Repeat each record that follows, keeping it identical.

(Dataset excerpts)
*** Block opens ***
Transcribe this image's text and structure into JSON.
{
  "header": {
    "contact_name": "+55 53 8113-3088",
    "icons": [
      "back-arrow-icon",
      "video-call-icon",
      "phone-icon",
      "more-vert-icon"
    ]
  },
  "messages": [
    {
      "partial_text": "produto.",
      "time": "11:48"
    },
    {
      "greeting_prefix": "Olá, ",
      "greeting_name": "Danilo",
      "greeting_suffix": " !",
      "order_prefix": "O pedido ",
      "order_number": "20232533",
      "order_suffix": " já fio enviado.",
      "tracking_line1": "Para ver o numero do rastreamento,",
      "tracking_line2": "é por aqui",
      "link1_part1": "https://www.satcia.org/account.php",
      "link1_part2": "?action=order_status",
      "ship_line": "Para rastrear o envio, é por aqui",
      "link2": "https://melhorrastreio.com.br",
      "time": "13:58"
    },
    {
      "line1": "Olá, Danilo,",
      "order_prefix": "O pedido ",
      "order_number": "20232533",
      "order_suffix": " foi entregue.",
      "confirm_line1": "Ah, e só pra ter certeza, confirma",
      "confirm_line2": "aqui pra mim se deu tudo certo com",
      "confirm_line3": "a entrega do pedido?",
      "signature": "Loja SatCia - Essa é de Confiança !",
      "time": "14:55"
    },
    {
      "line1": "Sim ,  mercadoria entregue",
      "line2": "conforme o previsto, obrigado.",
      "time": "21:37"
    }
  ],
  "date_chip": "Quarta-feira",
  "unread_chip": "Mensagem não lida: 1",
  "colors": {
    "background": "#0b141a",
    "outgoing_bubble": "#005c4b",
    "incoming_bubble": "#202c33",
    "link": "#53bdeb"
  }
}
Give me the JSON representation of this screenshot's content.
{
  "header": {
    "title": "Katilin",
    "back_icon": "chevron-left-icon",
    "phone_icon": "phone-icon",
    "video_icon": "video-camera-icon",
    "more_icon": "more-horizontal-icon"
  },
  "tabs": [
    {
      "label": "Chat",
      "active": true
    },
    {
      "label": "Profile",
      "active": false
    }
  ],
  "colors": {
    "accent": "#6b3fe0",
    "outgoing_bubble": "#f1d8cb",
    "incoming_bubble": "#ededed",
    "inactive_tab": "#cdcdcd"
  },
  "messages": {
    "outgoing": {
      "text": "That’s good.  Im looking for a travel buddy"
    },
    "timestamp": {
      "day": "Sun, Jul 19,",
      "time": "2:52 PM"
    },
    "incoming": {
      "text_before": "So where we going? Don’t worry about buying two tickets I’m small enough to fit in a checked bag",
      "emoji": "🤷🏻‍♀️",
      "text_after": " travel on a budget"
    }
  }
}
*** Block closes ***
§ **Solution for this exercise**:
Transcribe this image's text and structure into JSON.
{
  "header": {
    "contact_name": "+55 53 8113-3088",
    "icons": [
      "back-arrow-icon",
      "video-call-icon",
      "phone-icon",
      "more-vert-icon"
    ]
  },
  "messages": [
    {
      "partial_text": "produto.",
      "time": "11:48"
    },
    {
      "greeting_prefix": "Olá, ",
      "greeting_name": "Danilo",
      "greeting_suffix": " !",
      "order_prefix": "O pedido ",
      "order_number": "20232533",
      "order_suffix": " já fio enviado.",
      "tracking_line1": "Para ver o numero do rastreamento,",
      "tracking_line2": "é por aqui",
      "link1_part1": "https://www.satcia.org/account.php",
      "link1_part2": "?action=order_status",
      "ship_line": "Para rastrear o envio, é por aqui",
      "link2": "https://melhorrastreio.com.br",
      "time": "13:58"
    },
    {
      "line1": "Olá, Danilo,",
      "order_prefix": "O pedido ",
      "order_number": "20232533",
      "order_suffix": " foi entregue.",
      "confirm_line1": "Ah, e só pra ter certeza, confirma",
      "confirm_line2": "aqui pra mim se deu tudo certo com",
      "confirm_line3": "a entrega do pedido?",
      "signature": "Loja SatCia - Essa é de Confiança !",
      "time": "14:55"
    },
    {
      "line1": "Sim ,  mercadoria entregue",
      "line2": "conforme o previsto, obrigado.",
      "time": "21:37"
    }
  ],
  "date_chip": "Quarta-feira",
  "unread_chip": "Mensagem não lida: 1",
  "colors": {
    "background": "#0b141a",
    "outgoing_bubble": "#005c4b",
    "incoming_bubble": "#202c33",
    "link": "#53bdeb"
  }
}
Give me the JSON representation of this screenshot's content.
{
  "header": {
    "title": "Katilin",
    "back_icon": "chevron-left-icon",
    "phone_icon": "phone-icon",
    "video_icon": "video-camera-icon",
    "more_icon": "more-horizontal-icon"
  },
  "tabs": [
    {
      "label": "Chat",
      "active": true
    },
    {
      "label": "Profile",
      "active": false
    }
  ],
  "colors": {
    "accent": "#6b3fe0",
    "outgoing_bubble": "#f1d8cb",
    "incoming_bubble": "#ededed",
    "inactive_tab": "#cdcdcd"
  },
  "messages": {
    "outgoing": {
      "text": "That’s good.  Im looking for a travel buddy"
    },
    "timestamp": {
      "day": "Sun, Jul 19,",
      "time": "2:52 PM"
    },
    "incoming": {
      "text_before": "So where we going? Don’t worry about buying two tickets I’m small enough to fit in a checked bag",
      "emoji": "🤷🏻‍♀️",
      "text_after": " travel on a budget"
    }
  }
}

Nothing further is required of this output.